2 Clare Fischer 4 Making Brighter the Colors
Black and White [6]

Reception[edit]

Box office[edit]

Under the Cherry Moon failed to gain any breakout audience, regardless of much pre-publicity including a special MTV premiere in Sheridan, Wyoming. It was held there after a fan won a contest to have the film shown in her hometown.[7] The film earned $3,150,924 in its opening weekend from 976 venues, ranking #2 at the domestic box office (according to the Daily Variety Chart"), and the highest among the weekend's new releases.[8] At the end of its run, the film's final domestic gross was $10,090,429.[2]

Critical response[edit]

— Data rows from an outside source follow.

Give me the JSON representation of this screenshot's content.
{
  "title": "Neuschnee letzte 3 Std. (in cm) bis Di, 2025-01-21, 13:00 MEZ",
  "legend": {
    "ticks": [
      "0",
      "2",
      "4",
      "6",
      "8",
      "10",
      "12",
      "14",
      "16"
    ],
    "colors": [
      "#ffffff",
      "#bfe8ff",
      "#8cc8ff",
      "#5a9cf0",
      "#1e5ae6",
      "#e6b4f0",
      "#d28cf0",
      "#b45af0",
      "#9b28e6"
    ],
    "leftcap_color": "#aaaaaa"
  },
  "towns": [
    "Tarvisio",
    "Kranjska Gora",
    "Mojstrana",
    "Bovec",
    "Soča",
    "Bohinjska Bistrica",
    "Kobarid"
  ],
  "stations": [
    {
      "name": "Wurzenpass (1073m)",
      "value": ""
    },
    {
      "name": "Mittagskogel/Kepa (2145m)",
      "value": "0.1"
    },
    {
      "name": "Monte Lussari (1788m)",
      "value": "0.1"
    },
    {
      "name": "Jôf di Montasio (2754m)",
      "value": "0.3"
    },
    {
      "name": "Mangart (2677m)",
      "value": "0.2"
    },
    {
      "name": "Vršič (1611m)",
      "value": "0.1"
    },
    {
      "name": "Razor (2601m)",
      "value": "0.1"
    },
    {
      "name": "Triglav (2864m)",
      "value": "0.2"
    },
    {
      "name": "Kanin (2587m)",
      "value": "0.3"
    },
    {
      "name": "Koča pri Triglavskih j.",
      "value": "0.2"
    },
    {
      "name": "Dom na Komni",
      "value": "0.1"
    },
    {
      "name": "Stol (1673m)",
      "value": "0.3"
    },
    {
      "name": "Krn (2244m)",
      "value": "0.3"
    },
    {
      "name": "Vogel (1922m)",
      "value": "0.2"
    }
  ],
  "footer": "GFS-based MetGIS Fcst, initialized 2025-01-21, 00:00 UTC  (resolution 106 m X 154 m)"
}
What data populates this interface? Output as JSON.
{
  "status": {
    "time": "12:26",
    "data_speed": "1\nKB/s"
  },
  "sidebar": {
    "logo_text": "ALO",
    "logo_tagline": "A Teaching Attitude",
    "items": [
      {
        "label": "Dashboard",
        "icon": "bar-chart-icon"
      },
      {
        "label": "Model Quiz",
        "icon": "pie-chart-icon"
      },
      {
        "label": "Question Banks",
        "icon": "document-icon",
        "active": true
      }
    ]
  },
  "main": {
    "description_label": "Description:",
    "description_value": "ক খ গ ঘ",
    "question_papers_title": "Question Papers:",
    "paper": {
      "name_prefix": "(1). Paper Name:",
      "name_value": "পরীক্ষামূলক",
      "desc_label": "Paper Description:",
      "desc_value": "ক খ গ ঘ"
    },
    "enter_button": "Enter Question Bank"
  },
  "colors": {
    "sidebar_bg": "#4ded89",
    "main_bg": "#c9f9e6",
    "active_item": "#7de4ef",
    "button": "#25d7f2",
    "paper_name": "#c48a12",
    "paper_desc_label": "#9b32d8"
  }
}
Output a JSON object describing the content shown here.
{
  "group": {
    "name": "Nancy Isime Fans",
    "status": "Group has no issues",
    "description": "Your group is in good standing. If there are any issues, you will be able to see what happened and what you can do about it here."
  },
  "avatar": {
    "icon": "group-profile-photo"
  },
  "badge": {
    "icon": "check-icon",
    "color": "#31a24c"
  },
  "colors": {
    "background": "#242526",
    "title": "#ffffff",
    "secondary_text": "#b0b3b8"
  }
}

The film received generally negative reviews from critics. On Rotten Tomatoes, it currently holds a 32% score based on 31 reviews, with an average rating of 3.8/10. The site's consensus states: "Under the Cherry Moon may satisfy the most rabid Prince fans, but everyone else will be better served with this vanity project's far superior soundtrack."[9]

The film was a multiple winner at the 7th Golden Raspberry Awards, winning five awards. The categories were: Worst Picture (tied with Howard the Duck), Worst Actor and Worst Director (Prince), Worst Supporting Actor (Jerome Benton), and Worst Original Song ("Love or Money"). It was also nominated for Worst Supporting Actress and Worst New Star (Kristin Scott Thomas), and Worst Screenplay.[10]

The film was also nominated for a Stinkers Bad Movie Awards for Worst Picture.[11]

References[edit]

  1. ^ "UNDER THE CHERRY MOON (15)". British Board of Film Classification. July 31, 1986. Retrieved April 23, 2016. 
  2. ^ a b "Under the Cherry Moon (1986)". Box Office Mojo. Internet Movie Database. Retrieved April 23, 2016. 
  3. ^ Jason Draper (2008). "Prince: Life & Times". Jawbone Press.  Retrieved on 02 January 2008
  4. ^ Thorne, Matt (2012). "Prince". London: Faber & Faber. p. 117. ISBN 9780571273492. Retrieved 02 December 2014.
  5. ^ Draper, Jason (2011). "Prince: Chaos, Disorder and Revolution". New York: Backbeat Books. p. 112. ISBN 9781458429414. Retrieved 02 December 2014.
  6. ^ Clare Fischer Filmography: Thanks. IMDb. Retrieved 02 December 2014. See also:
  7. ^ Durkee, Cutler (1986-07-21). "Prince Charming". People 26 (3). Retrieved 17 March 2014. 
  8. ^ "Weekend Box Office Results for July 4-6, 1986". Box Office Mojo. Internet Movie Database. July 7, 1986. Retrieved April 23, 2016. 
  9. ^ "Under the Cherry Moon (1986)". Rotten Tomatoes. Flixster. Retrieved April 30, 2016. 
  10. ^ "1986 Archive". Razzies.com. 
  11. ^ "1986 9th Hastings Bad Cinema Society Stinkers Awards". Stinkers Bad Movie Awards. Los Angeles Times. Archived from the original on October 17, 2006. Retrieved April 2, 2013. 

External links[edit]

Awards
Preceded by
Rambo: First Blood Part II
Golden Raspberry Award for Worst Picture

(tied with Howard the Duck)
7th Golden Raspberry Awards

Succeeded by
Leonard Part 6